[Data records for software interfaces]
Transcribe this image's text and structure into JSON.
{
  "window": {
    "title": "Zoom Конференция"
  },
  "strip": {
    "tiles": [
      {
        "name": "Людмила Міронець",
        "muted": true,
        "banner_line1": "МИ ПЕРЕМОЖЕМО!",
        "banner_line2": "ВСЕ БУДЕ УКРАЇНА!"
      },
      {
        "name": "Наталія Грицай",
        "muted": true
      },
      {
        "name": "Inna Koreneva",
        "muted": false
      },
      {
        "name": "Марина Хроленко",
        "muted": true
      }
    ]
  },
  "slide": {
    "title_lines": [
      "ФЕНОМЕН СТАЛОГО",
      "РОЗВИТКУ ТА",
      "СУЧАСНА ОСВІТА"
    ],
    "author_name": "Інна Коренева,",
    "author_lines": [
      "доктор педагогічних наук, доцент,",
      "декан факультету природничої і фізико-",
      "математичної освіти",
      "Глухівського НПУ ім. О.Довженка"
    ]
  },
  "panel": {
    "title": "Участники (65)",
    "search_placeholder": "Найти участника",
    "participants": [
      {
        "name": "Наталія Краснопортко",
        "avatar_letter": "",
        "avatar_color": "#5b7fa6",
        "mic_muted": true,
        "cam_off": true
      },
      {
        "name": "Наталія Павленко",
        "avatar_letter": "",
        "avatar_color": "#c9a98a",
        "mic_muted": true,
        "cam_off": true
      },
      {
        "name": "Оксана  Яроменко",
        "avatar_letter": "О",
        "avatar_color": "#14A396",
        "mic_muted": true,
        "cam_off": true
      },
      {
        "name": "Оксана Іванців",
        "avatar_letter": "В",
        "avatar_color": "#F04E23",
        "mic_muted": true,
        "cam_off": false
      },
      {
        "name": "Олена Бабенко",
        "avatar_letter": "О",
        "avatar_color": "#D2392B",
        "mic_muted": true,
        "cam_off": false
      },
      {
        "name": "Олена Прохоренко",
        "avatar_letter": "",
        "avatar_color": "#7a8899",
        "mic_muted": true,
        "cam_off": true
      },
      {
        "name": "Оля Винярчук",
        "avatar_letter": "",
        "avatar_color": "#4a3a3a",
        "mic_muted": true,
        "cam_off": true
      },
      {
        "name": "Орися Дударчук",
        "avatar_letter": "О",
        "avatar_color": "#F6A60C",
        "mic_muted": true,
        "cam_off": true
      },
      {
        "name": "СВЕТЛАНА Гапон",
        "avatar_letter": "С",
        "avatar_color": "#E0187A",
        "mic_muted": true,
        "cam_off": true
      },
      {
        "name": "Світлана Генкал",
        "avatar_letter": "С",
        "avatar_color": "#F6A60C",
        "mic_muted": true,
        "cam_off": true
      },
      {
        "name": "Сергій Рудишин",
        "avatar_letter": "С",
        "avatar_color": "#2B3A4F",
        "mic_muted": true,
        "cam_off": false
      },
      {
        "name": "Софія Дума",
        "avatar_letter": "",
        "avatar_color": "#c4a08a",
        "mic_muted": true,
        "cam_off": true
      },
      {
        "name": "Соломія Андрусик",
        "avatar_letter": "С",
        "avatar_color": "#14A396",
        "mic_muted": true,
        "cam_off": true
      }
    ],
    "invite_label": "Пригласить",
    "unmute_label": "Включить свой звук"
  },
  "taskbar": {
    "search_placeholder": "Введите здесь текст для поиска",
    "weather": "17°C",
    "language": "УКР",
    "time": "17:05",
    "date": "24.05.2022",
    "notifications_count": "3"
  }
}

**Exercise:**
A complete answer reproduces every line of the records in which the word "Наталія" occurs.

**Answer to this exercise:**
        "name": "Наталія Грицай",
        "name": "Наталія Краснопортко",
        "name": "Наталія Павленко",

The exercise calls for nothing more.